An 80-year-old male with probable West Nile has been hospitalized and a 32-year-old female with probable West Nile is recovering at home. These are the first cases of probable human cases of West Nile in Toronto for 2012.
Shapiro said that when a mild winter is followed by a hot summer it is thought that mosquitoes can survive better making the virus a bigger issue in years like 2012. Use insect repellant and screen your home's openings to reduce your exposure to the bite of a mosquito.
On July 3 Toronto Public Health received a lab report that mosquitoes collected on June 26 tested positive for the virus.
Last year there were 76 positive mosquito batches in the city with 28 human cases. In Ontario there were a total of 71 human cases.
People can get West Nile virus from the bite of an infected mosquito. Mosquitoes get the virus when feeding on birds who carry the virus.
Most people have no symptoms or flu-like symptoms. In rare cases the virus is severe with hospitalization and death taking place.

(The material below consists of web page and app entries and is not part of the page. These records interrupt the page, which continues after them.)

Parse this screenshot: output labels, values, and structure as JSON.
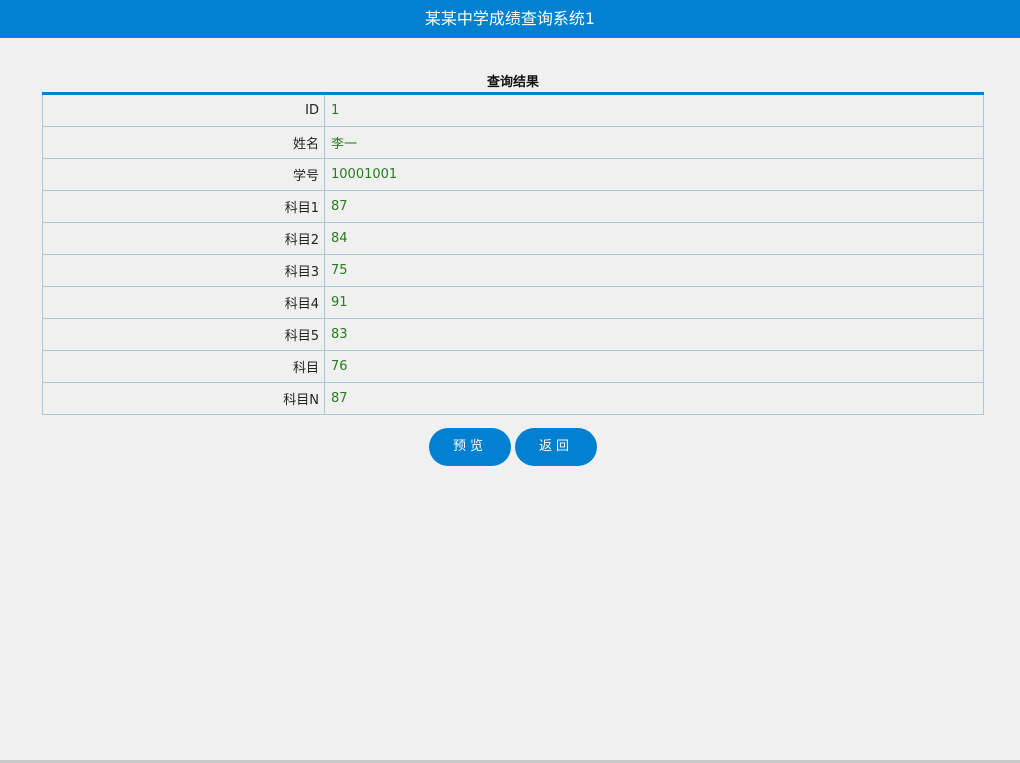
{
  "header": {
    "title": "某某中学成绩查询系统1"
  },
  "result": {
    "caption": "查询结果",
    "rows": [
      {
        "label": "ID",
        "value": "1"
      },
      {
        "label": "姓名",
        "value": "李一"
      },
      {
        "label": "学号",
        "value": "10001001"
      },
      {
        "label": "科目1",
        "value": "87"
      },
      {
        "label": "科目2",
        "value": "84"
      },
      {
        "label": "科目3",
        "value": "75"
      },
      {
        "label": "科目4",
        "value": "91"
      },
      {
        "label": "科目5",
        "value": "83"
      },
      {
        "label": "科目",
        "value": "76"
      },
      {
        "label": "科目N",
        "value": "87"
      }
    ]
  },
  "actions": {
    "preview_label": "预览",
    "back_label": "返回"
  },
  "colors": {
    "accent": "#0080d0",
    "value_text": "#2a7a20",
    "border": "#a8c8e0"
  }
}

Those with severe illness can experience the rapid onset of severe headache, high fever, stiff neck, nausea, difficulty swallowing, vomiting, drowsiness, confusion, loss of consciousness, lack of coordination, muscle weakness and paralysis.
Symptoms of the virus appear 10 to 15 days after being bitten.